Thirty years ago when British curator Susan Stronge began her career in the Indian department of London’s Victoria and Albert Museum (VAM), she knew nothing about Mughal or Indian history.
Today, after publishing four books on various court cultures in the Indian subcontinent, Stronge believes she can spend her lifetime studying Mughal art. In Made for Mughal Emperors, her new coffee table book, that was released in India during Diwali, this dedication is self-evident.
“The Mughal Empire was one of the richest of its time, and a magnet for craftsmen and artists. In my book, I wanted to bring out the spectacular range of art work they produced,” said Stronge, now a senior curator at VAM and a specialist in Hindustani court arts. The author is in Mumbai to attend a literary festival and promote her book.
The book is a compilation of photographs of Mughal paintings, architecture, jewels, weapons and other ornaments that Stronge sourced over the years from museums around the world. The focus, throughout, is on the minute intricacies in all the floral designs and inscriptions.
“We still don’t know how those artists crafted some miniature details which can only be seen through magnifying glasses, but you can see that tradition carried forward today with the local ‘Name on Rice’ art in India,” said Stronge, who believes that under the patronage of Akbar, Jehangir and Shah Jahan, art in northern India was completely transformed into an Iranian-Indian cultural blend.
Among her favourite items featured in the book is Shah Jahan’s ornate drinking cup chiselled from a jade rock and a tiny spinel (the most highly valued Moghul precious stone) from the Peacock Throne.
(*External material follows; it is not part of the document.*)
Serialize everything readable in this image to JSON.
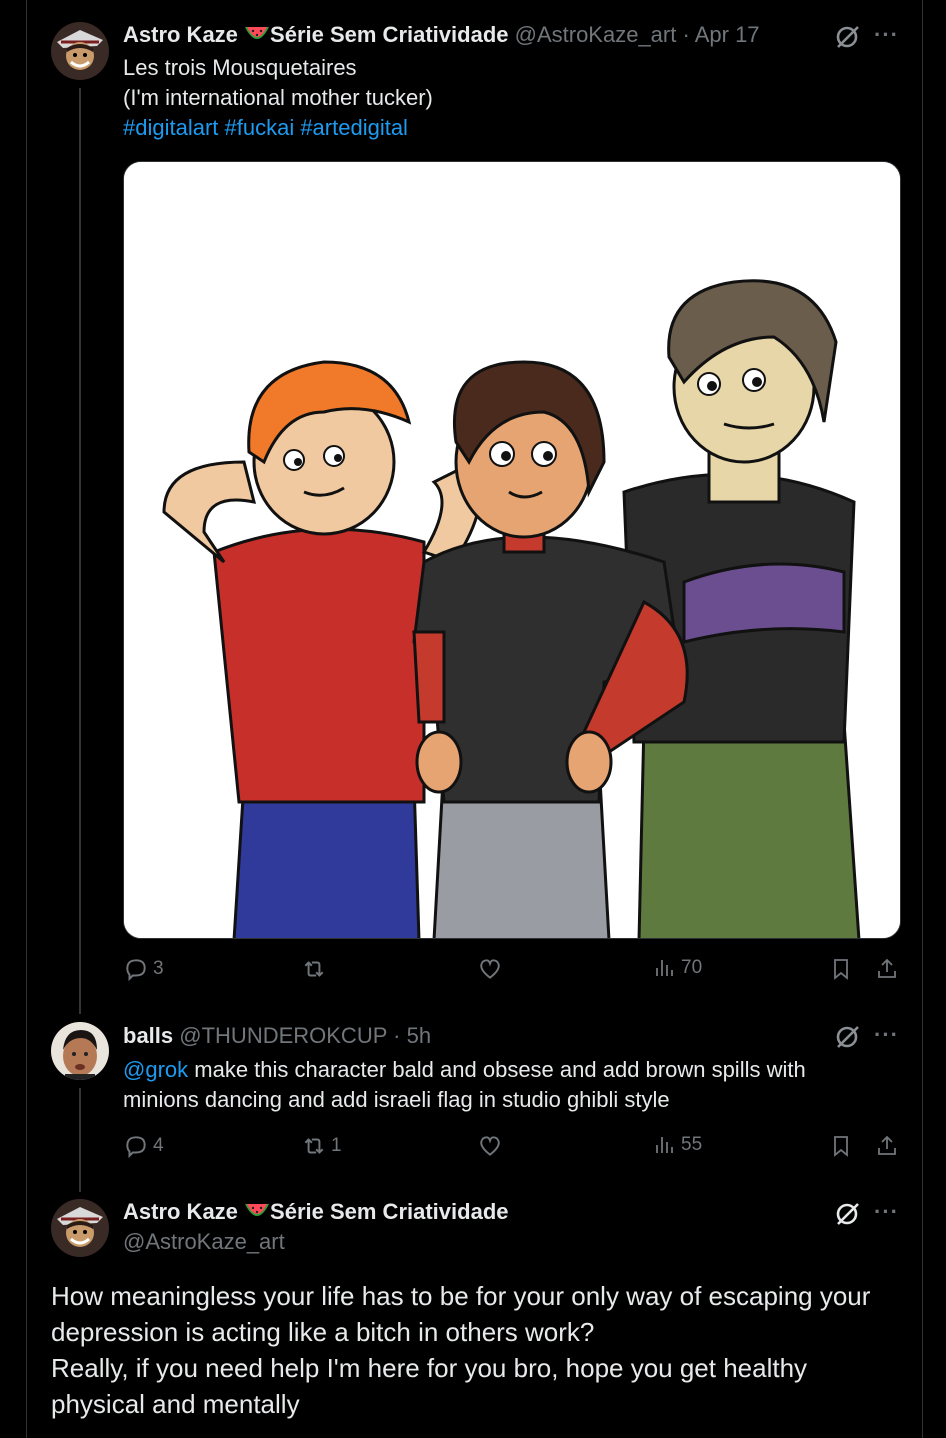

“Most people know the Moghuls for large monuments like the Taj Mahal, but I want to show readers that the Emperor’s drinking cup is just as amazing,” said Stronge.